=== WHAT YOU SHOULD DO ===
Below are some entries. Count the lines where "Output" appears and state only that number.

Dataset rows describing interfaces:
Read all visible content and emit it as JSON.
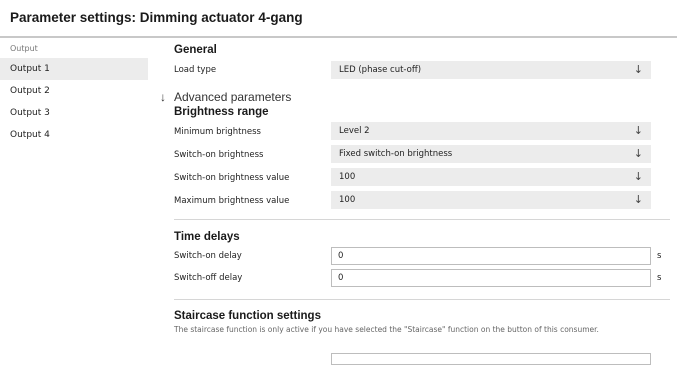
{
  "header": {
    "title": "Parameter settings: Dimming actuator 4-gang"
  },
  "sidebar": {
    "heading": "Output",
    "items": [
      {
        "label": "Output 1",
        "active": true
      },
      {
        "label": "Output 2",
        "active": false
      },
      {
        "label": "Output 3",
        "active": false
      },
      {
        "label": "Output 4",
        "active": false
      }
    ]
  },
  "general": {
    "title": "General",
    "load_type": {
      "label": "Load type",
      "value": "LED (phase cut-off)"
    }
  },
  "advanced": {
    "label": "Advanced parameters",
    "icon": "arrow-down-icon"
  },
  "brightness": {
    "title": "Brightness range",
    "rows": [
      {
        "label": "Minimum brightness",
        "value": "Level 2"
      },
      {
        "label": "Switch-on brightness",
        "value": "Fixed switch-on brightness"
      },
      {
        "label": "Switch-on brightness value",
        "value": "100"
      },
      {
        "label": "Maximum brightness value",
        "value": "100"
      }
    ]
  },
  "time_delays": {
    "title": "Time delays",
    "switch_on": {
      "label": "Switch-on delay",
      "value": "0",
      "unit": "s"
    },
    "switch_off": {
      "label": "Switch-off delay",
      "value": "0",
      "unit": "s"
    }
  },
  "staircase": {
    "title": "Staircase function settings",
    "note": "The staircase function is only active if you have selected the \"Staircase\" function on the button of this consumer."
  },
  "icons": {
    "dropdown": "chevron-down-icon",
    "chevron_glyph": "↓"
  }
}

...

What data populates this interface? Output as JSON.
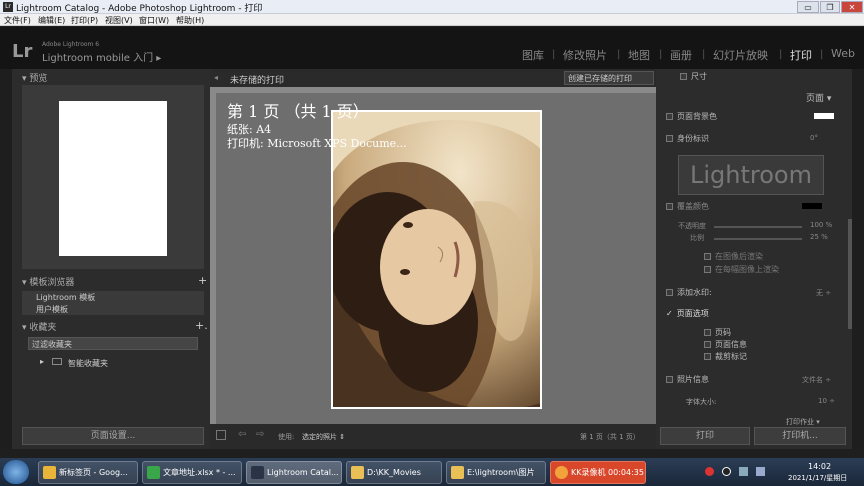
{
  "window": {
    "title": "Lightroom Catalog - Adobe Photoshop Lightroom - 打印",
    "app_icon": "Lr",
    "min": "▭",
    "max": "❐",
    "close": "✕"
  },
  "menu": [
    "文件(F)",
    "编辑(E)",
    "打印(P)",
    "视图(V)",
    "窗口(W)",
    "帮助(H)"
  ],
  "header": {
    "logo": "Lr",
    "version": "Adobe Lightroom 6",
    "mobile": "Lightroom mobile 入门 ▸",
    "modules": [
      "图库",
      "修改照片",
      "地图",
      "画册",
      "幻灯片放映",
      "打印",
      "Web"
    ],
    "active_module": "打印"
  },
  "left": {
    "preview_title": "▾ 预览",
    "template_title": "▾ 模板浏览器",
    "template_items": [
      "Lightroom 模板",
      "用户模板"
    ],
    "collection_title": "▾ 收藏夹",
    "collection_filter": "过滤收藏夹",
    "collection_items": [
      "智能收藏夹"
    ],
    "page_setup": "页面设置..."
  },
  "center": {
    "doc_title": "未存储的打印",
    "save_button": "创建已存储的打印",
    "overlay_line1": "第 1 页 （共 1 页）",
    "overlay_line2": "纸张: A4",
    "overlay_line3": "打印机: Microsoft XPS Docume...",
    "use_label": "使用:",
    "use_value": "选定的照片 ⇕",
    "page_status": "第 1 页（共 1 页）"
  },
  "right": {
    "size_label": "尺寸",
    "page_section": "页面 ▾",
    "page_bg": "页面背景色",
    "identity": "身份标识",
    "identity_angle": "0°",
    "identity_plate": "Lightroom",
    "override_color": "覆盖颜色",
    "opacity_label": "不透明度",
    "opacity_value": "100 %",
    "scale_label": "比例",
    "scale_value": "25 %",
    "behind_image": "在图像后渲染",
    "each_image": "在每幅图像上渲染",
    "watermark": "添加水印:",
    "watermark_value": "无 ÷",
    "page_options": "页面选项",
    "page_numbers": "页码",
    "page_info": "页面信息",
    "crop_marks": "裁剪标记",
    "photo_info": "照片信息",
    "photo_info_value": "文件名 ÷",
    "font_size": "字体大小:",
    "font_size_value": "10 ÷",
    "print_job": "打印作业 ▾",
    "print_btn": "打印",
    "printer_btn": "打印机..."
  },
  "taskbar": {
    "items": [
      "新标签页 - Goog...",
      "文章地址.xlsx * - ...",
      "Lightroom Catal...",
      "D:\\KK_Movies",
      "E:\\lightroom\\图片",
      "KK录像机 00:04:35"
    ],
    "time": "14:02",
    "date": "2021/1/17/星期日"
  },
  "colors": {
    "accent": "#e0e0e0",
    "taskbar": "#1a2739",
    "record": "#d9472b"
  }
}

=== RESPONSE AREA ===
6